- [What needs to be done]: Within this listing, how many lines include the word "Labregister"? Only the number should be given.

- [Exercise inputs]:
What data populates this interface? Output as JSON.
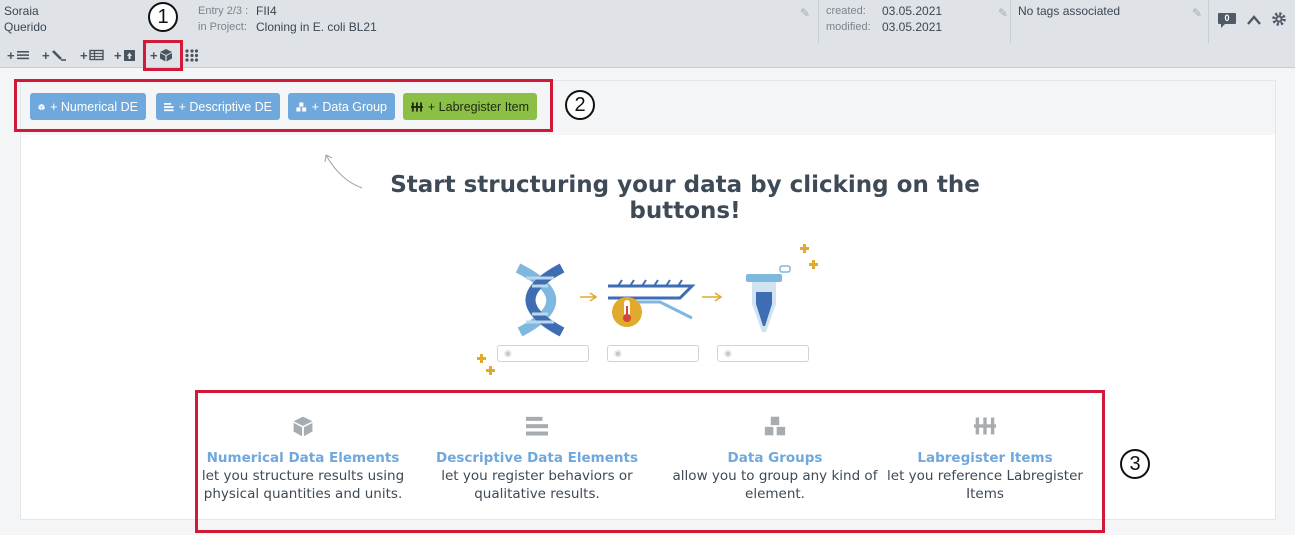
{
  "entry": {
    "author_first": "Soraia",
    "author_last": "Querido",
    "entry_label": "Entry 2/3 :",
    "entry_name": "FII4",
    "project_label": "in Project:",
    "project_name": "Cloning in E. coli BL21",
    "created_label": "created:",
    "created_value": "03.05.2021",
    "modified_label": "modified:",
    "modified_value": "03.05.2021",
    "tags_text": "No tags associated",
    "comment_count": "0"
  },
  "toolbar": {
    "add_text_label": "+",
    "add_sketch_label": "+",
    "add_table_label": "+",
    "add_file_label": "+",
    "add_structured_label": "+"
  },
  "actions": {
    "numerical_label": "+ Numerical DE",
    "descriptive_label": "+ Descriptive DE",
    "group_label": "+ Data Group",
    "labregister_label": "+ Labregister Item"
  },
  "main": {
    "headline": "Start structuring your data by clicking on the buttons!"
  },
  "features": [
    {
      "title": "Numerical Data Elements",
      "desc": "let you structure results using physical quantities and units."
    },
    {
      "title": "Descriptive Data Elements",
      "desc": "let you register behaviors or qualitative results."
    },
    {
      "title": "Data Groups",
      "desc": "allow you to group any kind of element."
    },
    {
      "title": "Labregister Items",
      "desc": "let you reference Labregister Items"
    }
  ],
  "callouts": [
    "1",
    "2",
    "3"
  ],
  "colors": {
    "accent_blue": "#6fa8dc",
    "accent_green": "#8cbf45",
    "highlight_red": "#d1193a"
  }
}
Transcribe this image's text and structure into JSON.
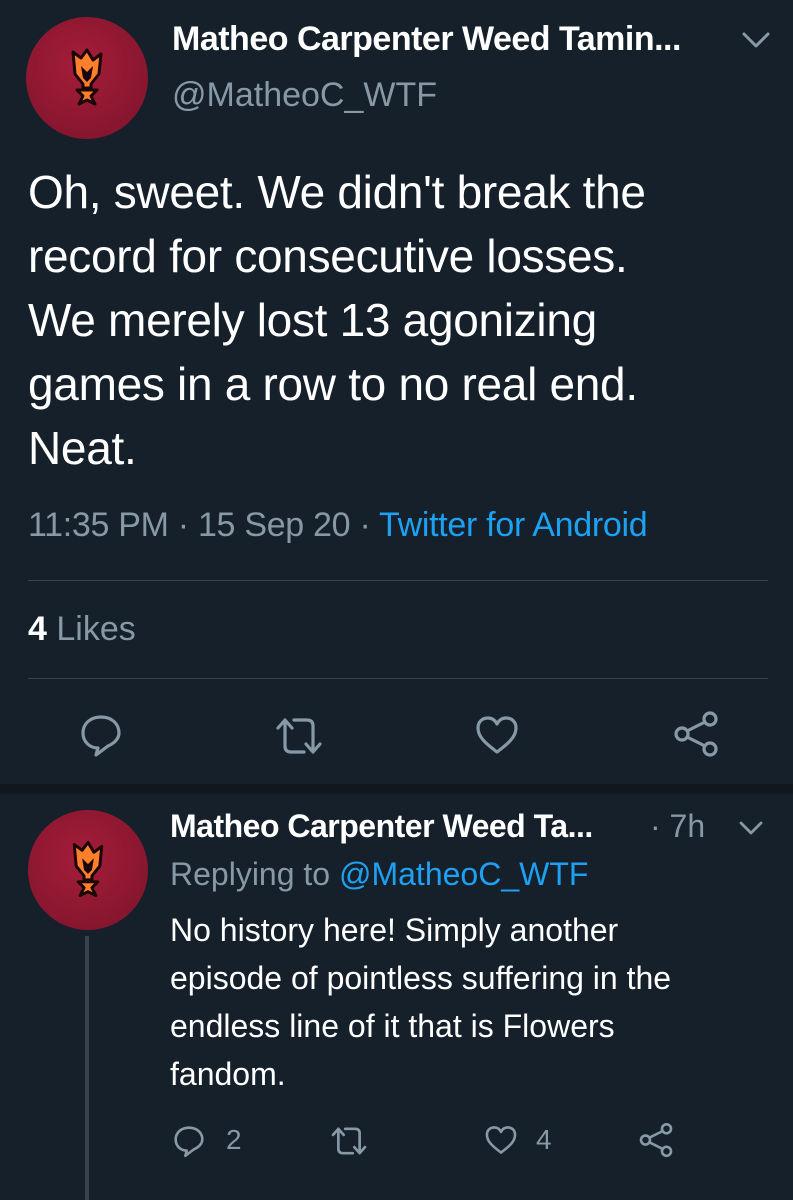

- [Response to the task]: 3